== What needs to be done ==
Leaving out the pictures, write the following records exactly as they read.

== Information supplied ==
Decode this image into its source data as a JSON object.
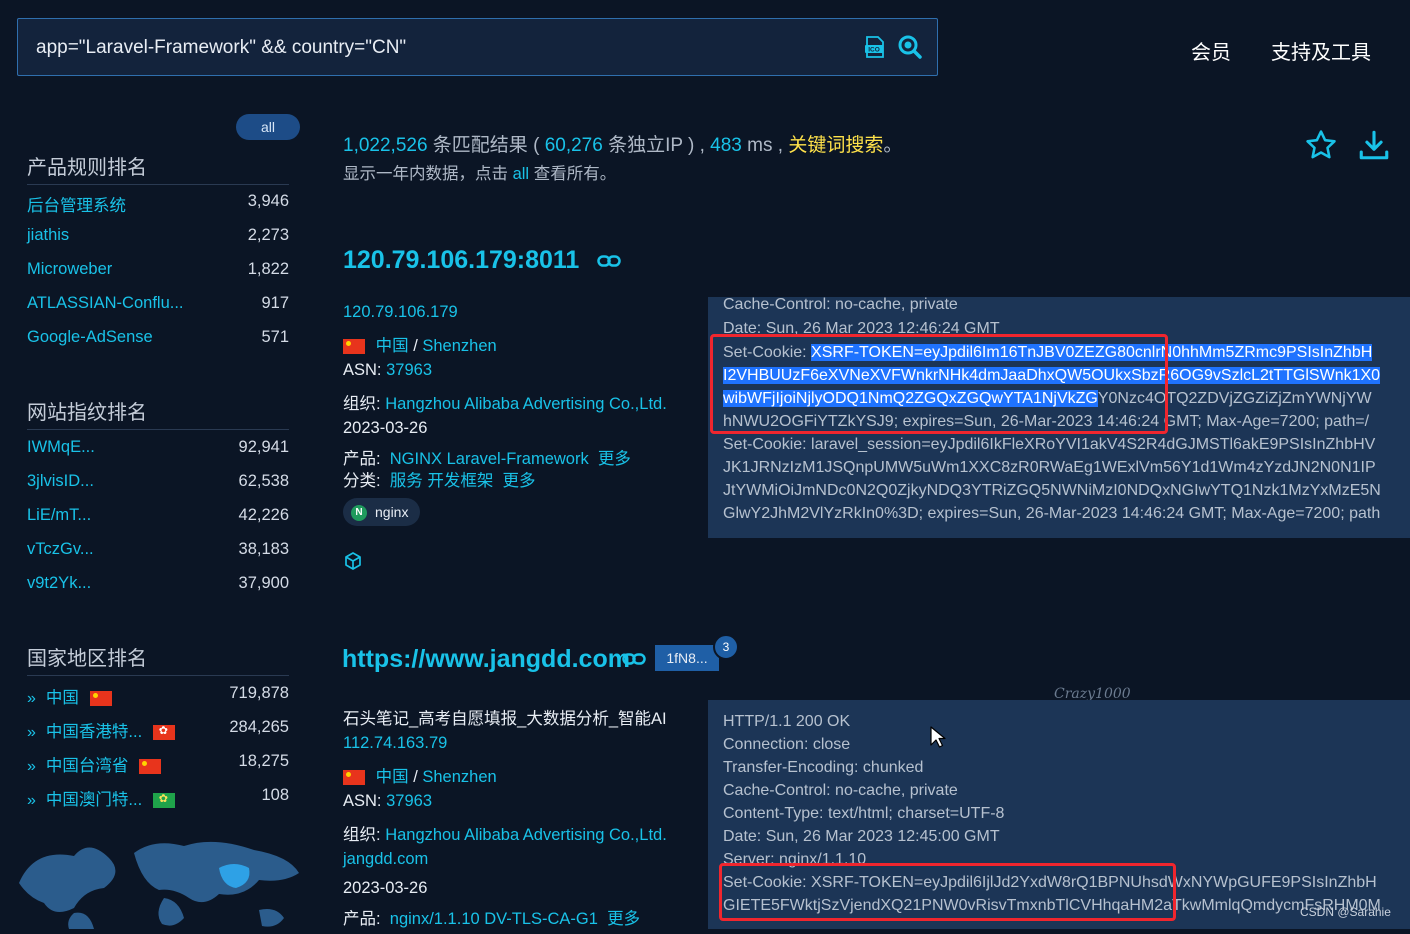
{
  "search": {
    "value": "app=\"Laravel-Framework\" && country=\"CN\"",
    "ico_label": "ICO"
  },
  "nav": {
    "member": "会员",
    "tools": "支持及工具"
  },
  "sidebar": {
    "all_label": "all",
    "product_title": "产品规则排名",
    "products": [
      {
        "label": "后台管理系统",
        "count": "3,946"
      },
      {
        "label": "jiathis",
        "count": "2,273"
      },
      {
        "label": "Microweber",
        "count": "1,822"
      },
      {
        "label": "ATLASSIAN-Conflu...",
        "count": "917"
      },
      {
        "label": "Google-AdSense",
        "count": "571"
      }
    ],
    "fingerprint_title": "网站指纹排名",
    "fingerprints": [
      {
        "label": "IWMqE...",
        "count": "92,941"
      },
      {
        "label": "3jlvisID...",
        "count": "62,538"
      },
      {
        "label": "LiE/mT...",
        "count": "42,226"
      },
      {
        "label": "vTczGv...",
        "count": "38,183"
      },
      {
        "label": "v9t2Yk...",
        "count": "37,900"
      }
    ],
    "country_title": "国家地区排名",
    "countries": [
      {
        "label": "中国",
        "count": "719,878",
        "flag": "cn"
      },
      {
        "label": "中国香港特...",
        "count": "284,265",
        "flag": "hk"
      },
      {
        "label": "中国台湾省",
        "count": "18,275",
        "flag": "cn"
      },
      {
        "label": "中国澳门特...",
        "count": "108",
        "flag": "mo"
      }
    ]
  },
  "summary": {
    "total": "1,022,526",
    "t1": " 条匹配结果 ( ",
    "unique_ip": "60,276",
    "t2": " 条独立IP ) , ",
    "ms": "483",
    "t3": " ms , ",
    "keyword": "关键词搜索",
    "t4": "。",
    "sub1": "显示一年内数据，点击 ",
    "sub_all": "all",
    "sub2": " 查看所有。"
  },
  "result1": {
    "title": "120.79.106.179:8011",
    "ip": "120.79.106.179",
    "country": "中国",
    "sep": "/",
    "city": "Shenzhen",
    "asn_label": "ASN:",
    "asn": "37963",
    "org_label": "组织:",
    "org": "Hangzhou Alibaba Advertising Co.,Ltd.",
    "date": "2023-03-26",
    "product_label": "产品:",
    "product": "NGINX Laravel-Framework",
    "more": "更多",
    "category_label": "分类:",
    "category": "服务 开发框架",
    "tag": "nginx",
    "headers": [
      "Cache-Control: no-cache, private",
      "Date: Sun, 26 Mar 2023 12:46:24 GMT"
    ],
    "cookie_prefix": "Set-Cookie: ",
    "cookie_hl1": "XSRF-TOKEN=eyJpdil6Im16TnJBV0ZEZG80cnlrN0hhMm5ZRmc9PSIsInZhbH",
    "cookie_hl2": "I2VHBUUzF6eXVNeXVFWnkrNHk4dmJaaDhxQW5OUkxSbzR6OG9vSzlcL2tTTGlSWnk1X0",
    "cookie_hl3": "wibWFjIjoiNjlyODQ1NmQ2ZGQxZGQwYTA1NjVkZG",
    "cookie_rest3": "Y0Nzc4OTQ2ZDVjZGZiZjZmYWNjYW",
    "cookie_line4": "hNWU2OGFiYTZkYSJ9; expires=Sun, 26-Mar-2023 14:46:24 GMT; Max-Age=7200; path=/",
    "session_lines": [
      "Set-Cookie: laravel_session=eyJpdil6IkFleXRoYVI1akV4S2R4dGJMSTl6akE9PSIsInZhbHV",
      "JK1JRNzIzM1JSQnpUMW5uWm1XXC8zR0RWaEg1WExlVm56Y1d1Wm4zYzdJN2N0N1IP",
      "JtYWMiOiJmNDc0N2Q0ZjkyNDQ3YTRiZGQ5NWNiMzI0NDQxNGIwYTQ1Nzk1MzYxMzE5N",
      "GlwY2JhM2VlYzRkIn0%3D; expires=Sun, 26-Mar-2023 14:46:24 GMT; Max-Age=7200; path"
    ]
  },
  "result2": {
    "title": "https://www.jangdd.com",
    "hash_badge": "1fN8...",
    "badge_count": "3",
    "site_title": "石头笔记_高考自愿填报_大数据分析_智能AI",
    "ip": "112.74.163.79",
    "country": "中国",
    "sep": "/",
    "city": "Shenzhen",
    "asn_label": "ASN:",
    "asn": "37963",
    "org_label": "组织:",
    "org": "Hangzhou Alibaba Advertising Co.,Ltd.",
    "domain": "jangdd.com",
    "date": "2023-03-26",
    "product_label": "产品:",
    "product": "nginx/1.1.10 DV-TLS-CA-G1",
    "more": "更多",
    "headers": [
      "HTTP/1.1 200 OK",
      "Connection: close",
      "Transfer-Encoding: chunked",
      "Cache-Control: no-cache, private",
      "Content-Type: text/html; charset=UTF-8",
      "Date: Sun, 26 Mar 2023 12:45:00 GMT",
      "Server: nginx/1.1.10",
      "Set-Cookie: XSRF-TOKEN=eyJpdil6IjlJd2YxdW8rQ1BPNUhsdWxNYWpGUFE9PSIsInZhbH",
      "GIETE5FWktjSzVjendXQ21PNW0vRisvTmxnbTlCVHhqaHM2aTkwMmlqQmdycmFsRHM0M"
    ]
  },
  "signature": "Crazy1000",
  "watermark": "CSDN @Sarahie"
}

== Task answer ==
Decode this image into its source data as a JSON object.
{
  "search": {
    "value": "app=\"Laravel-Framework\" && country=\"CN\"",
    "ico_label": "ICO"
  },
  "nav": {
    "member": "会员",
    "tools": "支持及工具"
  },
  "sidebar": {
    "all_label": "all",
    "product_title": "产品规则排名",
    "products": [
      {
        "label": "后台管理系统",
        "count": "3,946"
      },
      {
        "label": "jiathis",
        "count": "2,273"
      },
      {
        "label": "Microweber",
        "count": "1,822"
      },
      {
        "label": "ATLASSIAN-Conflu...",
        "count": "917"
      },
      {
        "label": "Google-AdSense",
        "count": "571"
      }
    ],
    "fingerprint_title": "网站指纹排名",
    "fingerprints": [
      {
        "label": "IWMqE...",
        "count": "92,941"
      },
      {
        "label": "3jlvisID...",
        "count": "62,538"
      },
      {
        "label": "LiE/mT...",
        "count": "42,226"
      },
      {
        "label": "vTczGv...",
        "count": "38,183"
      },
      {
        "label": "v9t2Yk...",
        "count": "37,900"
      }
    ],
    "country_title": "国家地区排名",
    "countries": [
      {
        "label": "中国",
        "count": "719,878",
        "flag": "cn"
      },
      {
        "label": "中国香港特...",
        "count": "284,265",
        "flag": "hk"
      },
      {
        "label": "中国台湾省",
        "count": "18,275",
        "flag": "cn"
      },
      {
        "label": "中国澳门特...",
        "count": "108",
        "flag": "mo"
      }
    ]
  },
  "summary": {
    "total": "1,022,526",
    "t1": " 条匹配结果 ( ",
    "unique_ip": "60,276",
    "t2": " 条独立IP ) , ",
    "ms": "483",
    "t3": " ms , ",
    "keyword": "关键词搜索",
    "t4": "。",
    "sub1": "显示一年内数据，点击 ",
    "sub_all": "all",
    "sub2": " 查看所有。"
  },
  "result1": {
    "title": "120.79.106.179:8011",
    "ip": "120.79.106.179",
    "country": "中国",
    "sep": "/",
    "city": "Shenzhen",
    "asn_label": "ASN:",
    "asn": "37963",
    "org_label": "组织:",
    "org": "Hangzhou Alibaba Advertising Co.,Ltd.",
    "date": "2023-03-26",
    "product_label": "产品:",
    "product": "NGINX Laravel-Framework",
    "more": "更多",
    "category_label": "分类:",
    "category": "服务 开发框架",
    "tag": "nginx",
    "headers": [
      "Cache-Control: no-cache, private",
      "Date: Sun, 26 Mar 2023 12:46:24 GMT"
    ],
    "cookie_prefix": "Set-Cookie: ",
    "cookie_hl1": "XSRF-TOKEN=eyJpdil6Im16TnJBV0ZEZG80cnlrN0hhMm5ZRmc9PSIsInZhbH",
    "cookie_hl2": "I2VHBUUzF6eXVNeXVFWnkrNHk4dmJaaDhxQW5OUkxSbzR6OG9vSzlcL2tTTGlSWnk1X0",
    "cookie_hl3": "wibWFjIjoiNjlyODQ1NmQ2ZGQxZGQwYTA1NjVkZG",
    "cookie_rest3": "Y0Nzc4OTQ2ZDVjZGZiZjZmYWNjYW",
    "cookie_line4": "hNWU2OGFiYTZkYSJ9; expires=Sun, 26-Mar-2023 14:46:24 GMT; Max-Age=7200; path=/",
    "session_lines": [
      "Set-Cookie: laravel_session=eyJpdil6IkFleXRoYVI1akV4S2R4dGJMSTl6akE9PSIsInZhbHV",
      "JK1JRNzIzM1JSQnpUMW5uWm1XXC8zR0RWaEg1WExlVm56Y1d1Wm4zYzdJN2N0N1IP",
      "JtYWMiOiJmNDc0N2Q0ZjkyNDQ3YTRiZGQ5NWNiMzI0NDQxNGIwYTQ1Nzk1MzYxMzE5N",
      "GlwY2JhM2VlYzRkIn0%3D; expires=Sun, 26-Mar-2023 14:46:24 GMT; Max-Age=7200; path"
    ]
  },
  "result2": {
    "title": "https://www.jangdd.com",
    "hash_badge": "1fN8...",
    "badge_count": "3",
    "site_title": "石头笔记_高考自愿填报_大数据分析_智能AI",
    "ip": "112.74.163.79",
    "country": "中国",
    "sep": "/",
    "city": "Shenzhen",
    "asn_label": "ASN:",
    "asn": "37963",
    "org_label": "组织:",
    "org": "Hangzhou Alibaba Advertising Co.,Ltd.",
    "domain": "jangdd.com",
    "date": "2023-03-26",
    "product_label": "产品:",
    "product": "nginx/1.1.10 DV-TLS-CA-G1",
    "more": "更多",
    "headers": [
      "HTTP/1.1 200 OK",
      "Connection: close",
      "Transfer-Encoding: chunked",
      "Cache-Control: no-cache, private",
      "Content-Type: text/html; charset=UTF-8",
      "Date: Sun, 26 Mar 2023 12:45:00 GMT",
      "Server: nginx/1.1.10",
      "Set-Cookie: XSRF-TOKEN=eyJpdil6IjlJd2YxdW8rQ1BPNUhsdWxNYWpGUFE9PSIsInZhbH",
      "GIETE5FWktjSzVjendXQ21PNW0vRisvTmxnbTlCVHhqaHM2aTkwMmlqQmdycmFsRHM0M"
    ]
  },
  "signature": "Crazy1000",
  "watermark": "CSDN @Sarahie"
}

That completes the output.